"To be absolutely clear, neither I nor anyone in our group was engaged in any looting or vandalism," the YouTuber, 23, shared on Sunday. "For context, we spent the day doing our part to peaceful protest one of the most horrific injustices our country has ever seen, which led to us being tear-gassed for filming the events and brutality that were unfolding in Arizona."

"We were gassed and forced to keep moving on foot. We filmed everything we saw in an effort to share our experience and bring more attention to the anger felt in every neighborhood we traveled through; we were strictly documenting, not engaging," he continued.

"I do not condone violence, looting, or breaking the law; however, I understand the anger and frustration that led to the destruction we witnessed and while it’s not the answer, it’s important that people see it and collectively figure out how to move forward in a healthy way," Paul said. "We are all doing the best we can to be helpful and raise awareness; this is not the time to attack each other, it’s time to join together and evolve."

On Saturday, Paul had participated in the protests erupting across the United States over the killing of George Floyd, a black man who died after a white police officer pinned him to the ground with a knee on his neck in Minneapolis.

Paul documented the demonstration on his Instagram Story, claiming that he had been tear-gassed and that his eyes were "bleeding."

Jake Paul

However, he was later identified in a separate video watching looters vandalizing a P.F. Chang's restaurant at the Fashion Square mall in Scottsdale, Arizona. Paul was later seen walking inside the mall as more looting took place.

The social media star was not seen causing any damage in the video, however many people on Twitter called him out for being around the raid.

The protests began earlier in the week in Minneapolis after footage surfaced online of Floyd and Derek Chauvin, the officer involved in the incident. Chauvin has been fired from his post and was charged with third-degree murder and manslaughter on Friday.

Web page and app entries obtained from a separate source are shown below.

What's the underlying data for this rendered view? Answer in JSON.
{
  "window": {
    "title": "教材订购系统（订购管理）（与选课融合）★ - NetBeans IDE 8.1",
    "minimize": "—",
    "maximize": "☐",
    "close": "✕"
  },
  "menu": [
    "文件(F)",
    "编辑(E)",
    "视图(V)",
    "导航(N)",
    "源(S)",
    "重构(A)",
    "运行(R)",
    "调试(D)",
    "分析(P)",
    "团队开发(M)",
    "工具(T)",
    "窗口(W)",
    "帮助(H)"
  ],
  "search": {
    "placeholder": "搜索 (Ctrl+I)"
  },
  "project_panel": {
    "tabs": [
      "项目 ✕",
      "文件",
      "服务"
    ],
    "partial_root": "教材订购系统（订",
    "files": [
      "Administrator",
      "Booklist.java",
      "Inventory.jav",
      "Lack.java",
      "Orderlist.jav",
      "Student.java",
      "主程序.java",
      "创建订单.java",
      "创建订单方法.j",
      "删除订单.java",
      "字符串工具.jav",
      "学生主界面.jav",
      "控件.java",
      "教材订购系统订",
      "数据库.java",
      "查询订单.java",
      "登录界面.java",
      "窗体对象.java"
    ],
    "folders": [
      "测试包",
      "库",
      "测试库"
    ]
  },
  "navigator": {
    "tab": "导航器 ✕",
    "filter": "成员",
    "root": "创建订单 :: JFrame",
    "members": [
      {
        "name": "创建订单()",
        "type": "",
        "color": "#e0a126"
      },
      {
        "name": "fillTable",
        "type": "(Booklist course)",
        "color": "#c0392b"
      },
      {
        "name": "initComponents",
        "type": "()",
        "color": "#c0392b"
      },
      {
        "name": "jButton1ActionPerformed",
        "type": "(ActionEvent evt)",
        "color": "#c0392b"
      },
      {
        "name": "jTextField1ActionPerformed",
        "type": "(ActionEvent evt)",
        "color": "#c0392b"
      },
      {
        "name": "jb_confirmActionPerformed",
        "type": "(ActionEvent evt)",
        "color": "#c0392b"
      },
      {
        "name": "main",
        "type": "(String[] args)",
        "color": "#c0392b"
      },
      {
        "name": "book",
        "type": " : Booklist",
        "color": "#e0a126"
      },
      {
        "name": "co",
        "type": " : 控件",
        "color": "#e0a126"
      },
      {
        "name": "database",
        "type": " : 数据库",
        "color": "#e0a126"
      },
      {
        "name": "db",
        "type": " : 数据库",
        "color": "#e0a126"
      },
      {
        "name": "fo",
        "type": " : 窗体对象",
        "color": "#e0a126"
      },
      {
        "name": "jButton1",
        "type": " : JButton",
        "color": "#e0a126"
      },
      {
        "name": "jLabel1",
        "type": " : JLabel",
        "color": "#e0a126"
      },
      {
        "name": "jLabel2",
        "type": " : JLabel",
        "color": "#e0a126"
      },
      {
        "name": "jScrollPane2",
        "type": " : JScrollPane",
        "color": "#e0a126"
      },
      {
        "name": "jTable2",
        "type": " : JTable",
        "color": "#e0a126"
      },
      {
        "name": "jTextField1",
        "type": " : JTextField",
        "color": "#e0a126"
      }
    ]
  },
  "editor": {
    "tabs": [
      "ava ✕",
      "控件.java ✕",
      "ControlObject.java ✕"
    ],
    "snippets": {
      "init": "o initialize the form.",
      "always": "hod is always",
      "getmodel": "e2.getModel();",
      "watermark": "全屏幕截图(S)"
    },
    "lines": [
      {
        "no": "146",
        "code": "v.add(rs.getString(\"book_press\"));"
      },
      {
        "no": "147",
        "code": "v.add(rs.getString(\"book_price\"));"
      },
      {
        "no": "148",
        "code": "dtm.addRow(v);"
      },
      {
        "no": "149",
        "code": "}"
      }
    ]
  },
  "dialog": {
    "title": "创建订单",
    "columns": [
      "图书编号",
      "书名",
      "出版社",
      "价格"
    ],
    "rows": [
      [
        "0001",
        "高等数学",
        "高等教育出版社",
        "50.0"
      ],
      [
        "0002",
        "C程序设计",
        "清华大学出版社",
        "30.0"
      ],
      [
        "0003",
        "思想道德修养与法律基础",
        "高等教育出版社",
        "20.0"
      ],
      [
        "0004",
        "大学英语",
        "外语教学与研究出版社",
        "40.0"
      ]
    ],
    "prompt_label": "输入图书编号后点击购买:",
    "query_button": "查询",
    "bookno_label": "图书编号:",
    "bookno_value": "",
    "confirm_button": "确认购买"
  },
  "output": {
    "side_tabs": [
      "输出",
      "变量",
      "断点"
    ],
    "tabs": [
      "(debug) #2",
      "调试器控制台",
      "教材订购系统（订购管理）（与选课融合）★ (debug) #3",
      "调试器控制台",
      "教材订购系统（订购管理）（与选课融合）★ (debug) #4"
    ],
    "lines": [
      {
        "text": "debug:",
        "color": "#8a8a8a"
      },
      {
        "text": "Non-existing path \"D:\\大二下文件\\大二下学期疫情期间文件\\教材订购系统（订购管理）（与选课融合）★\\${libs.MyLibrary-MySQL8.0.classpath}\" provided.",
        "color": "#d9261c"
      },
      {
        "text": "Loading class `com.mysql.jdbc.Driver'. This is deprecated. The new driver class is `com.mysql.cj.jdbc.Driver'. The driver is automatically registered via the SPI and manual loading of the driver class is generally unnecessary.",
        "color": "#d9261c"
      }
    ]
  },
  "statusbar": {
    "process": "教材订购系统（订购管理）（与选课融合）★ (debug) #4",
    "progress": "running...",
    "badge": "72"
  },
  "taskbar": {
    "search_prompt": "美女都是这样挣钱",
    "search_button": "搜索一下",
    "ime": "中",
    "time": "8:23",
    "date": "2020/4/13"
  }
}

The protests have carried on to some 30 major U.S cities like Los Angeles, New York, Chicago and Atlanta.